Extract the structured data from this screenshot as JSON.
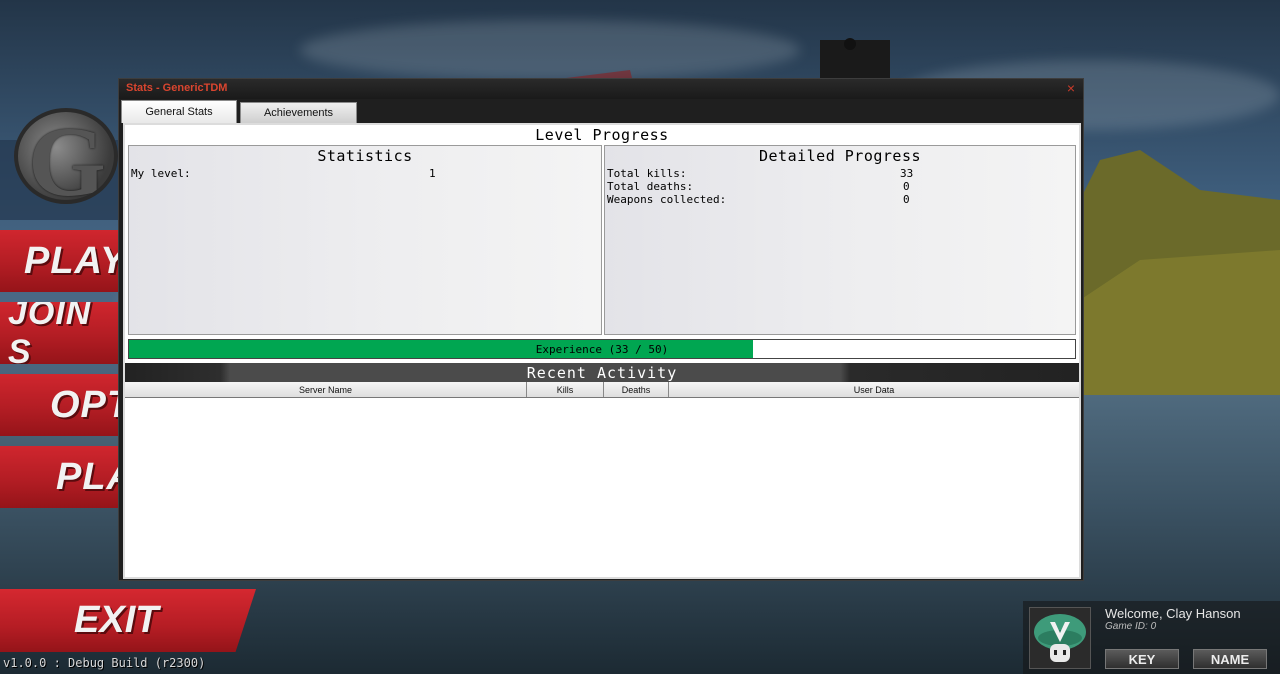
{
  "main_menu": {
    "items": [
      "PLAY",
      "JOIN S",
      "OPT",
      "PLA"
    ],
    "exit_label": "EXIT",
    "version": "v1.0.0 : Debug Build (r2300)"
  },
  "user": {
    "welcome": "Welcome, Clay Hanson",
    "game_id": "Game ID: 0",
    "key_button": "KEY",
    "name_button": "NAME"
  },
  "window": {
    "title": "Stats - GenericTDM",
    "close_glyph": "×",
    "tabs": [
      {
        "label": "General Stats",
        "active": true
      },
      {
        "label": "Achievements",
        "active": false
      }
    ]
  },
  "level_progress": {
    "title": "Level Progress",
    "statistics": {
      "title": "Statistics",
      "rows": [
        {
          "label": "My level:",
          "value": "1"
        }
      ]
    },
    "detailed": {
      "title": "Detailed Progress",
      "rows": [
        {
          "label": "Total kills:",
          "value": "33"
        },
        {
          "label": "Total deaths:",
          "value": "0"
        },
        {
          "label": "Weapons collected:",
          "value": "0"
        }
      ]
    },
    "experience": {
      "text": "Experience (33 / 50)",
      "current": 33,
      "max": 50,
      "fill_color": "#00a651"
    }
  },
  "recent_activity": {
    "title": "Recent Activity",
    "columns": [
      "Server Name",
      "Kills",
      "Deaths",
      "User Data"
    ],
    "rows": []
  },
  "colors": {
    "menu_red": "#c4222a",
    "title_red": "#d9452f",
    "window_bg": "#1f1f1f"
  }
}
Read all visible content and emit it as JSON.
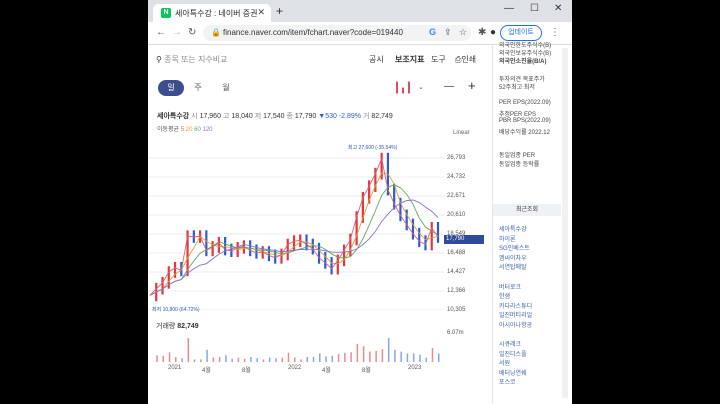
{
  "browser": {
    "tab_title": "세아특수강 : 네이버 증권",
    "url": "finance.naver.com/item/fchart.naver?code=019440",
    "update_label": "업데이트"
  },
  "chart_ui": {
    "search_placeholder": "종목 또는 지수비교",
    "menu": [
      "공시",
      "보조지표",
      "도구",
      "인쇄"
    ],
    "periods": [
      "일",
      "주",
      "월"
    ],
    "quote_name": "세아특수강",
    "quote_open_label": "시",
    "quote_open": "17,960",
    "quote_high_label": "고",
    "quote_high": "18,040",
    "quote_low_label": "저",
    "quote_low": "17,540",
    "quote_close_label": "종",
    "quote_close": "17,790",
    "quote_change": "▼530",
    "quote_pct": "-2.89%",
    "quote_vol_label": "거",
    "quote_vol": "82,749",
    "ma_label": "이동평균",
    "ma_values": [
      "5",
      "20",
      "60",
      "120"
    ],
    "scale": "Linear",
    "high_label": "최고 27,600 (-35.54%)",
    "low_label": "최저 10,800 (64.72%)",
    "current_price": "17,790",
    "volume_label": "거래량",
    "volume_value": "82,749",
    "volume_axis": "6.07m"
  },
  "chart_data": {
    "type": "line",
    "y_ticks": [
      "26,793",
      "24,732",
      "22,671",
      "20,610",
      "18,549",
      "16,488",
      "14,427",
      "12,366",
      "10,305"
    ],
    "x_ticks": [
      "2021",
      "4월",
      "8월",
      "2022",
      "4월",
      "8월",
      "2023"
    ],
    "price_series": [
      10.8,
      11.6,
      12.3,
      13.6,
      14.1,
      13.8,
      17.9,
      17.8,
      17.9,
      16.2,
      16.6,
      17.1,
      16.3,
      16.1,
      16.5,
      16.7,
      16.2,
      15.9,
      16.0,
      15.6,
      15.3,
      15.7,
      16.9,
      17.3,
      17.4,
      16.9,
      16.4,
      15.3,
      14.7,
      14.0,
      15.0,
      16.2,
      17.5,
      20.2,
      22.5,
      23.9,
      25.4,
      27.2,
      23.5,
      21.8,
      20.4,
      19.3,
      18.2,
      17.3,
      16.9,
      18.9,
      17.8
    ]
  },
  "sidebar": {
    "top_items": [
      "외국인한도주식수(B)",
      "외국인보유주식수(B)",
      "외국인소진율(B/A)"
    ],
    "rows1": [
      "투자의견 목표주가",
      "52주최고 최저"
    ],
    "rows2": [
      "PER EPS(2022.09)",
      "추정PER EPS",
      "PBR BPS(2022.09)",
      "배당수익률 2022.12"
    ],
    "rows3": [
      "동일업종 PER",
      "동일업종 등락률"
    ],
    "recent_header": "최근조회",
    "groups": [
      [
        "세아특수강",
        "하이론",
        "SG인베스트",
        "엠씨이차우",
        "서연탑메탈"
      ],
      [
        "버터로크",
        "한샘",
        "카다라스튜디",
        "일진머티리얼",
        "아시아나항공"
      ],
      [
        "시큐레크",
        "일진디스플",
        "서원",
        "베터닝연쉐",
        "포스코"
      ]
    ]
  }
}
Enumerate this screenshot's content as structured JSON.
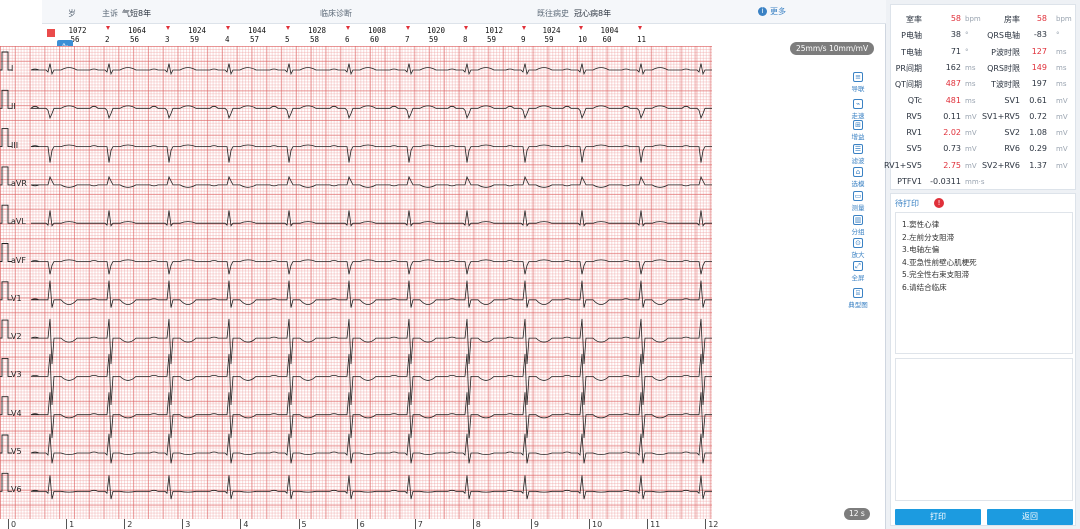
{
  "info_bar": {
    "fragment": "岁",
    "chief_label": "主诉",
    "chief_value": "气短8年",
    "diag_label": "临床诊断",
    "history_label": "既往病史",
    "history_value": "冠心病8年",
    "more_label": "更多",
    "more_icon": "info-icon"
  },
  "rhythm": {
    "rr_intervals": [
      "1072",
      "1064",
      "1024",
      "1044",
      "1028",
      "1008",
      "1020",
      "1012",
      "1024",
      "1004"
    ],
    "heart_rates": [
      "56",
      "56",
      "59",
      "57",
      "58",
      "60",
      "59",
      "59",
      "59",
      "60"
    ],
    "beat_numbers": [
      "2",
      "3",
      "4",
      "5",
      "6",
      "7",
      "8",
      "9",
      "10",
      "11"
    ]
  },
  "display": {
    "speed_gain": "25mm/s 10mm/mV",
    "duration": "12 s"
  },
  "leads": [
    "I",
    "II",
    "III",
    "aVR",
    "aVL",
    "aVF",
    "V1",
    "V2",
    "V3",
    "V4",
    "V5",
    "V6"
  ],
  "time_axis": [
    "0",
    "1",
    "2",
    "3",
    "4",
    "5",
    "6",
    "7",
    "8",
    "9",
    "10",
    "11",
    "12"
  ],
  "toolbar": [
    {
      "label": "导联",
      "icon": "lead-icon"
    },
    {
      "label": "走速",
      "icon": "speed-icon"
    },
    {
      "label": "增益",
      "icon": "gain-icon"
    },
    {
      "label": "滤波",
      "icon": "filter-icon"
    },
    {
      "label": "选模",
      "icon": "template-icon"
    },
    {
      "label": "测量",
      "icon": "ruler-icon"
    },
    {
      "label": "分组",
      "icon": "group-icon"
    },
    {
      "label": "放大",
      "icon": "zoom-icon"
    },
    {
      "label": "全屏",
      "icon": "fullscreen-icon"
    },
    {
      "label": "典型图",
      "icon": "typical-chart-icon"
    }
  ],
  "measurements": [
    {
      "k1": "室率",
      "v1": "58",
      "u1": "bpm",
      "r1": true,
      "k2": "房率",
      "v2": "58",
      "u2": "bpm",
      "r2": true
    },
    {
      "k1": "P电轴",
      "v1": "38",
      "u1": "°",
      "r1": false,
      "k2": "QRS电轴",
      "v2": "-83",
      "u2": "°",
      "r2": false
    },
    {
      "k1": "T电轴",
      "v1": "71",
      "u1": "°",
      "r1": false,
      "k2": "P波时限",
      "v2": "127",
      "u2": "ms",
      "r2": true
    },
    {
      "k1": "PR间期",
      "v1": "162",
      "u1": "ms",
      "r1": false,
      "k2": "QRS时限",
      "v2": "149",
      "u2": "ms",
      "r2": true
    },
    {
      "k1": "QT间期",
      "v1": "487",
      "u1": "ms",
      "r1": true,
      "k2": "T波时限",
      "v2": "197",
      "u2": "ms",
      "r2": false
    },
    {
      "k1": "QTc",
      "v1": "481",
      "u1": "ms",
      "r1": true,
      "k2": "SV1",
      "v2": "0.61",
      "u2": "mV",
      "r2": false
    },
    {
      "k1": "RV5",
      "v1": "0.11",
      "u1": "mV",
      "r1": false,
      "k2": "SV1+RV5",
      "v2": "0.72",
      "u2": "mV",
      "r2": false
    },
    {
      "k1": "RV1",
      "v1": "2.02",
      "u1": "mV",
      "r1": true,
      "k2": "SV2",
      "v2": "1.08",
      "u2": "mV",
      "r2": false
    },
    {
      "k1": "SV5",
      "v1": "0.73",
      "u1": "mV",
      "r1": false,
      "k2": "RV6",
      "v2": "0.29",
      "u2": "mV",
      "r2": false
    },
    {
      "k1": "RV1+SV5",
      "v1": "2.75",
      "u1": "mV",
      "r1": true,
      "k2": "SV2+RV6",
      "v2": "1.37",
      "u2": "mV",
      "r2": false
    },
    {
      "k1": "PTFV1",
      "v1": "-0.0311",
      "u1": "mm·s",
      "r1": false,
      "k2": "",
      "v2": "",
      "u2": "",
      "r2": false
    }
  ],
  "report": {
    "title": "待打印",
    "alert_icon": "alert-icon",
    "lines": [
      "1.窦性心律",
      "2.左前分支阻滞",
      "3.电轴左偏",
      "4.亚急性前壁心肌梗死",
      "5.完全性右束支阻滞",
      "6.请结合临床"
    ],
    "print_label": "打印",
    "back_label": "返回"
  },
  "colors": {
    "accent": "#1c9be0",
    "alert": "#e0303a",
    "grid": "#dc6060"
  }
}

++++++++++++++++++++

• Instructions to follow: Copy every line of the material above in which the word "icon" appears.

• Your response:
    "more_icon": "info-icon"
      "icon": "lead-icon"
      "icon": "speed-icon"
      "icon": "gain-icon"
      "icon": "filter-icon"
      "icon": "template-icon"
      "icon": "ruler-icon"
      "icon": "group-icon"
      "icon": "zoom-icon"
      "icon": "fullscreen-icon"
      "icon": "typical-chart-icon"
    "alert_icon": "alert-icon",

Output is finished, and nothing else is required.